So, how did Mbaye Diagne manage to accomplish these remarkable missions? According to former colleagues, Diagne’s natural charisma and ability to diffuse a delicate situation with his sarcastic sense of humor often saved his life, along with those of the “dozens upon dozens” he rescued. Diagne’s commanders including Gen. Dallaire soon came to know of his actions, which were both against his orders and in violation of the UNAMIR’s mandate. Gen. Dallaire never moved to reprimand or stop him. Romeo Dallaire himself used his extremely ill equipped force with limited resources to create “safe zones” for the Tutsis, while strategically ordering his forces to protect areas, where he had information that people were hiding. His actions meant that thousands of Tutsis escaped slaughter.
Enrico Muratore is a former Italian UN peacekeeper, who personally knew and worked with Mbaye Diagne. He has now formed an association to “promote Diagne’s memory and support his family’s development.” Diagne’s widow is the President of the association. “The family has quite simply been forgotten all the time,” he said earlier in an interview with Global Voices. “It is not fair to abandon the families of those gave themselves for others,” he continues.
Muratore hopes that the association will help Diagne’s family to “make themselves better understood and to find their place,” while promoting the memory of their husband and father. Among the members of the association is Pierantonio Costa, the former Italian businessman and diplomat, who was the Italian Consul in Kigali during the genocide. Costa used his own money and his network of contacts to rescue around 2,000 people by securing exit visa for them to flee to neighboring Burundi.
On 31 May, 1994, Captain Diagne lost his life when a mortar shell landed on the back of his jeep, while he was delivering a message to Gen. Dallaire. He was buried in Senegal with full military honors. It is impossible to know exactly how many lives Mbaye Diagne saved before he lost his own. Those who met him however knew that they were in the company of the “sort of man” that you met “only once in a lifetime.”

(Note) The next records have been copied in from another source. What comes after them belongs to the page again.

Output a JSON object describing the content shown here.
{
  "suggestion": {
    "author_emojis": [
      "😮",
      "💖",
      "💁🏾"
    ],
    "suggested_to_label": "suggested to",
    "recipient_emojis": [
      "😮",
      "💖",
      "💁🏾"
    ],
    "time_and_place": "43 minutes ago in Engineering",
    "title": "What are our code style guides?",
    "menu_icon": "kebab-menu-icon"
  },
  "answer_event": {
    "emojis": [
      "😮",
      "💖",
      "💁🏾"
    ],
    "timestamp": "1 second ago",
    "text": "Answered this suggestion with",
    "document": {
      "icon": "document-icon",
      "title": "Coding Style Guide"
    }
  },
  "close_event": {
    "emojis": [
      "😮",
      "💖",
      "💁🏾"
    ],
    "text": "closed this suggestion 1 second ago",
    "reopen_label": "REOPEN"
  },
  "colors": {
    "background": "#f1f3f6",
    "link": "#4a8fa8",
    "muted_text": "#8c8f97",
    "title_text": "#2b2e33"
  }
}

The UN Mission in Rwanda created the need for introspection in the organization. Future missions were more weary and aware of the tragic consequences that an inadequate and vague mandate, outnumbered -under resourced forces and ill -informed leadership could cause. While massacres were being committed around them, the ‘peacekeepers’ were often helpless. Others like Mbaye Diagne did what they could and for some, that meant losing their lives.